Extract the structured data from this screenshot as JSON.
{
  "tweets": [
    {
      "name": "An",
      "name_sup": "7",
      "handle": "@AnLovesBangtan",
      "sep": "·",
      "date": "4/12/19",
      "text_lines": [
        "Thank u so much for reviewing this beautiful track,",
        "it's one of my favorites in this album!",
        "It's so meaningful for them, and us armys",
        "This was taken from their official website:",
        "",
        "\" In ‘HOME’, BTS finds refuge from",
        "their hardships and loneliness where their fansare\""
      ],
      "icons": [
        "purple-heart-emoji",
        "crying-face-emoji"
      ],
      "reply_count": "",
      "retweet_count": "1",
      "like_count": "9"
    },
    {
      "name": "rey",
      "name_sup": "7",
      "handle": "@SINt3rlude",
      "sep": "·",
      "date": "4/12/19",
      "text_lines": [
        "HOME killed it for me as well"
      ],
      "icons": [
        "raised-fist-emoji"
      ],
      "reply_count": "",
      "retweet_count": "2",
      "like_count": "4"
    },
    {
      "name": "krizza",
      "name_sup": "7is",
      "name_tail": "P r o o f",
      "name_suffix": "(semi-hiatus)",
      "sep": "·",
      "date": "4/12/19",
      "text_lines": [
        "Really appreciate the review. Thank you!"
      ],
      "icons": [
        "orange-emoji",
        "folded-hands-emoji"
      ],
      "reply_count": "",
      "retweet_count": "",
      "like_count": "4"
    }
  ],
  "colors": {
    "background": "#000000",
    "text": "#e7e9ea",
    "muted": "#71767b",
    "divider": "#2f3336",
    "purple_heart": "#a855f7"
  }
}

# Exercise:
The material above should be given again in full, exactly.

# Answer space:
Extract the structured data from this screenshot as JSON.
{
  "tweets": [
    {
      "name": "An",
      "name_sup": "7",
      "handle": "@AnLovesBangtan",
      "sep": "·",
      "date": "4/12/19",
      "text_lines": [
        "Thank u so much for reviewing this beautiful track,",
        "it's one of my favorites in this album!",
        "It's so meaningful for them, and us armys",
        "This was taken from their official website:",
        "",
        "\" In ‘HOME’, BTS finds refuge from",
        "their hardships and loneliness where their fansare\""
      ],
      "icons": [
        "purple-heart-emoji",
        "crying-face-emoji"
      ],
      "reply_count": "",
      "retweet_count": "1",
      "like_count": "9"
    },
    {
      "name": "rey",
      "name_sup": "7",
      "handle": "@SINt3rlude",
      "sep": "·",
      "date": "4/12/19",
      "text_lines": [
        "HOME killed it for me as well"
      ],
      "icons": [
        "raised-fist-emoji"
      ],
      "reply_count": "",
      "retweet_count": "2",
      "like_count": "4"
    },
    {
      "name": "krizza",
      "name_sup": "7is",
      "name_tail": "P r o o f",
      "name_suffix": "(semi-hiatus)",
      "sep": "·",
      "date": "4/12/19",
      "text_lines": [
        "Really appreciate the review. Thank you!"
      ],
      "icons": [
        "orange-emoji",
        "folded-hands-emoji"
      ],
      "reply_count": "",
      "retweet_count": "",
      "like_count": "4"
    }
  ],
  "colors": {
    "background": "#000000",
    "text": "#e7e9ea",
    "muted": "#71767b",
    "divider": "#2f3336",
    "purple_heart": "#a855f7"
  }
}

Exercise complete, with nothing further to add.